Here are today's pictures. There are a bunch of them. Took a whole bunch more inside to capture blocking and wiring and plumbing so once the drywall goes up we have a chance of knowing what is behind it. Wont bore you with those. Thinking about doing a video with a voice over of the blocking. If that comes out, I'll share a link. It'll be epic.

In the pictures, note:

  • Stucco color sample with installed garage door. I think close enough.
  • Stucco color sample against the wood stain. Still not sure...but it is what it is.
  • Front and Back door. These will be painted "Seal Pup Blue". I don't think of Seal Pups as being blue, but the color we picked in a darkish medium blue. Once we saw the name, we figured, close enough!
  • Shots of the new bathroom floor. Color not perfect match, but pretty damn close. Suspect by the time the floor is sanded and waxed and there is a bathmat down. Will be fine. Also a shot of the patched floor in the closet. Looks fine.
  • Careful observers will note that the pocket door frames have been installed on the bathroom doorways.
  • Shots of the back wall grate after a big storm while I was gone. Some evidence of flowage. 

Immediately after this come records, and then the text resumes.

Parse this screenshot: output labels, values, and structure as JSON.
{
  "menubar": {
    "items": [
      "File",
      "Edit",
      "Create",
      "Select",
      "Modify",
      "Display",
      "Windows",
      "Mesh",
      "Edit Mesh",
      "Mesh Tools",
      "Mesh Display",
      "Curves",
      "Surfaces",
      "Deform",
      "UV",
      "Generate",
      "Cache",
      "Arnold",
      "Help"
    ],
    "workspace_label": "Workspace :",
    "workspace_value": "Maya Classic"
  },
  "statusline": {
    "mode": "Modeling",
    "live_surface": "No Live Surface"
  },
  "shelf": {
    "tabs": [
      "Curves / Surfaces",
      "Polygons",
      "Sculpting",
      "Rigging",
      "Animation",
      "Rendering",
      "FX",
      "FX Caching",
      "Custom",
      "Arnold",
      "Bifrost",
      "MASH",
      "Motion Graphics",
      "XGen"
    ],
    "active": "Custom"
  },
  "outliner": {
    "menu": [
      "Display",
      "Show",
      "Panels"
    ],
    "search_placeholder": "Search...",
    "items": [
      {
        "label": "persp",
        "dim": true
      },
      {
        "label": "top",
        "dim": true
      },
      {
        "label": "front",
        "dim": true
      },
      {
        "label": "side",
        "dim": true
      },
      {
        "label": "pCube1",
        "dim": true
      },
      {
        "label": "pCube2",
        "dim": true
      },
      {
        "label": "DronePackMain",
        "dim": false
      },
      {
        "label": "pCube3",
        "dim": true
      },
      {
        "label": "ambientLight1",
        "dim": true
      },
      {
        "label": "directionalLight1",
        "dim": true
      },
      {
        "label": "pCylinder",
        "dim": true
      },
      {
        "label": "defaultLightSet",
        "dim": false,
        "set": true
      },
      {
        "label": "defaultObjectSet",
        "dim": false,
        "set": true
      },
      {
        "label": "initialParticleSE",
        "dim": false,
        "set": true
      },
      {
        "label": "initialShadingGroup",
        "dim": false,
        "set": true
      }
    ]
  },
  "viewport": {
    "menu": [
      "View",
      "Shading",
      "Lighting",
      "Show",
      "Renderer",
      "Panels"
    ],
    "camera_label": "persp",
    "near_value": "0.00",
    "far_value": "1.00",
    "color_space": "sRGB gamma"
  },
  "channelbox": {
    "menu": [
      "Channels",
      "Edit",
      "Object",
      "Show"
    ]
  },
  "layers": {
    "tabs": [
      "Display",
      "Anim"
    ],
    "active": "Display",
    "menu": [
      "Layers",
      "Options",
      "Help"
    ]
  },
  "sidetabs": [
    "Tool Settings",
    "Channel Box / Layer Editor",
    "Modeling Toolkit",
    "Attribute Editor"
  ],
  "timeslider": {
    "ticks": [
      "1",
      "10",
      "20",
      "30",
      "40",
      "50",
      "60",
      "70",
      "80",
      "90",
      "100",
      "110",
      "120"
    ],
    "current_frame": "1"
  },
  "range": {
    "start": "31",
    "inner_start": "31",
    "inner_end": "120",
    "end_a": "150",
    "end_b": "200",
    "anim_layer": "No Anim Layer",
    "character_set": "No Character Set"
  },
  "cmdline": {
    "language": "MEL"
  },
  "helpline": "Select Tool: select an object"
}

  • Shots of a retention system SWITBO built when here in July. Looks like it worked!
  • Normal shots around and about.